Head and Neck Cancer: What You Need to Knowchevron_right
Most of us are aware of the deadly potential of lung or breast cancer, but another cancer that causes serious problems often gets little attention. While uncommon, cancers of the head and neck can affect some of our most important functions—eating, speaking, and breathing.
5 Steps to Lower Your Risk for Breast Cancerchevron_right
Does it seem like breast cancer is in the news a lot lately? Need helping sorting out the facts? Well, it’s true that breast cancer is one of the most common types of cancer among American women. And, unfortunately, some risks for this disease cannot be changed.
Follow-Up Colonoscopies: The Longer You Wait, the Higher Your Riskchevron_right
Both the American Cancer Society and the U.S. Preventive Services Task Force recommend people with an average risk for colorectal cancer get a colonoscopy starting at age 45. However, adults frequently choose to forgo the test. But a colonoscopy has advantages—by looking at the entire colon, it detects not only cancer but other diseases as well.
Smokers: Quitting Earlier in Life Could Benefit Your Healthchevron_right

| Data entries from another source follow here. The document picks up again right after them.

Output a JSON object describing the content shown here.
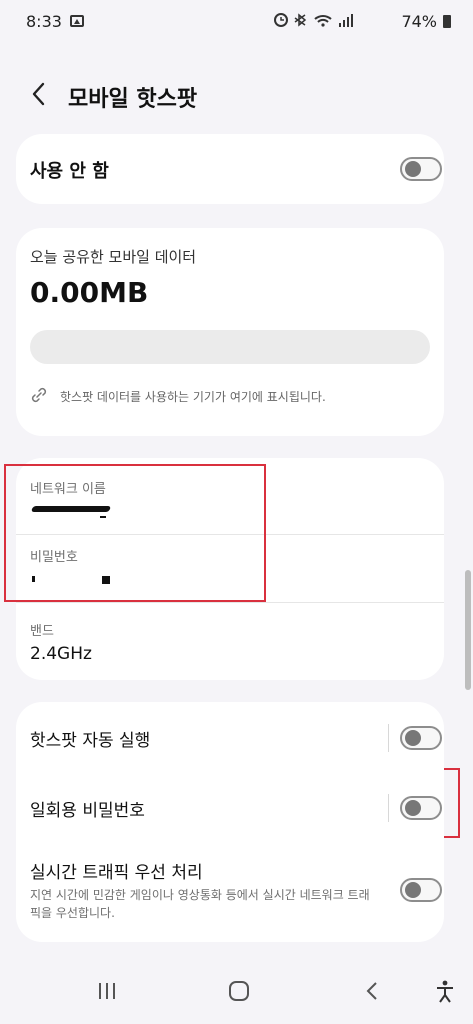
{
  "status_bar": {
    "time": "8:33",
    "battery": "74%",
    "icons": [
      "gallery-icon",
      "alarm-icon",
      "bluetooth-icon",
      "wifi-icon",
      "signal-icon",
      "battery-icon"
    ]
  },
  "header": {
    "title": "모바일 핫스팟"
  },
  "master_toggle": {
    "label": "사용 안 함",
    "state": "off"
  },
  "data_usage": {
    "label": "오늘 공유한 모바일 데이터",
    "amount": "0.00MB",
    "progress": 0,
    "note": "핫스팟 데이터를 사용하는 기기가 여기에 표시됩니다."
  },
  "network": {
    "name_label": "네트워크 이름",
    "password_label": "비밀번호",
    "band_label": "밴드",
    "band_value": "2.4GHz"
  },
  "settings": [
    {
      "label": "핫스팟 자동 실행",
      "state": "off"
    },
    {
      "label": "일회용 비밀번호",
      "state": "off"
    },
    {
      "label": "실시간 트래픽 우선 처리",
      "description": "지연 시간에 민감한 게임이나 영상통화 등에서 실시간 네트워크 트래픽을 우선합니다.",
      "state": "off"
    }
  ],
  "colors": {
    "highlight_box": "#d9303e",
    "background": "#f5f4f8"
  }
}
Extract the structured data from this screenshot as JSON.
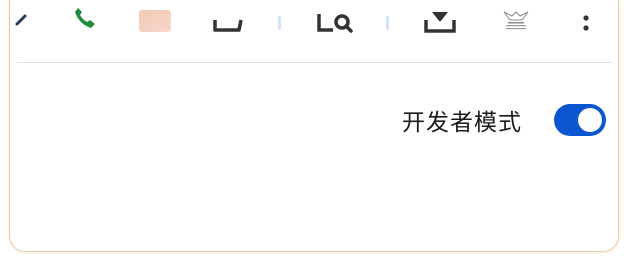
{
  "toolbar": {
    "icons": [
      "back-arrow-icon",
      "phone-icon",
      "app-thumbnail-icon",
      "share-icon",
      "find-in-page-icon",
      "download-icon",
      "site-logo-icon",
      "more-options-icon"
    ]
  },
  "settings": {
    "developer_mode_label": "开发者模式",
    "developer_mode_enabled": true
  },
  "colors": {
    "accent": "#0b57d0",
    "panel_border": "#ecc9a3",
    "separator": "#d7e2f8",
    "phone_green": "#1e8e3e"
  }
}
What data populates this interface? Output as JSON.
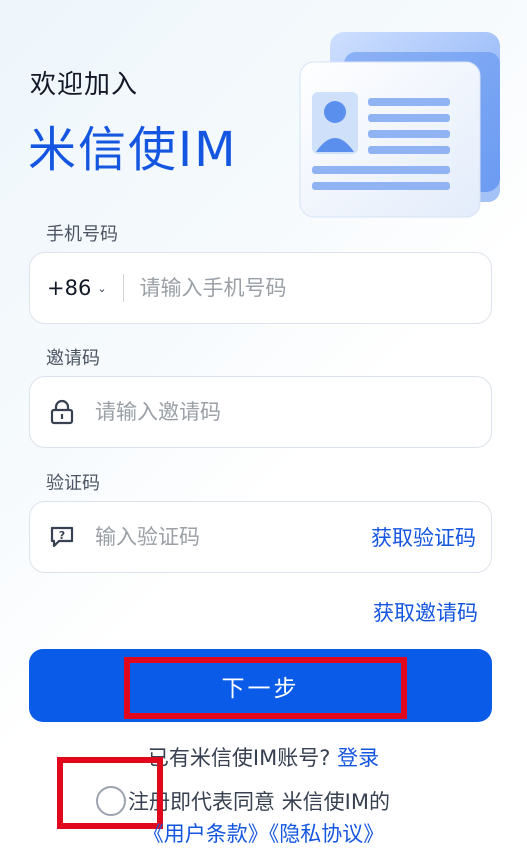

If you smoke, you probably know it increases your risk for many diseases, including cancer. But there may be some good news for those who kick the habit earlier in life. A recent study found that those who quit before age 45 cut their excess risk of dying of cancer by 89%.
Take Steps Now to Prevent Cancer Laterchevron_right
The statistic is sobering: One in 8 people worldwide dies of cancer each year. But there is some good news. By making simple lifestyle changes, half of cancers could be avoided.
Coping with the Emotional Side of Cancerchevron_right
Change is a constant. This is especially true if you’ve been diagnosed with cancer. Treatment options, daily schedules, finances, and future plans—there are many things for you and your loved ones to think about. All of this is likely to evoke a variety of feelings.
What You Need to Know About Cancer Preventionchevron_right
Research shows that many people don’t know about other lifestyle factors that can affect their risk of developing the disease. Here are three you should know about and what you can do to reduce your cancer risk.
A Deadly Delay? The Pandemic’s Effects on Cancer Screeningschevron_right
Missed salon visits during stay-at-home orders may have led to split ends or gray strands. But COVID-19 caused many people to miss far more critical appointments—including for cancer screenings. And that has health experts concerned about the consequences.
When Should You Start Colon Cancer Screenings?chevron_right
Years ago, doctors may not have mentioned colorectal cancer prevention until a patient’s 50th birthday. But now, both the U.S. Preventive Services Task Force (USPSTF) and American Cancer Society (ACS) advise people with an average risk for colorectal cancer to begin regular screening at age 45. If you’re wondering why, here’s what you need to know.
Get Moving After a Cancer Diagnosischevron_right
After a cancer diagnosis, your mind might be racing. Going to an aerobics class is probably your last thought. If you’ve already started treatment, the idea of exercise may make you feel even more tired than you already are. But many studies show that exercise is actually safe and realistic during cancer treatment.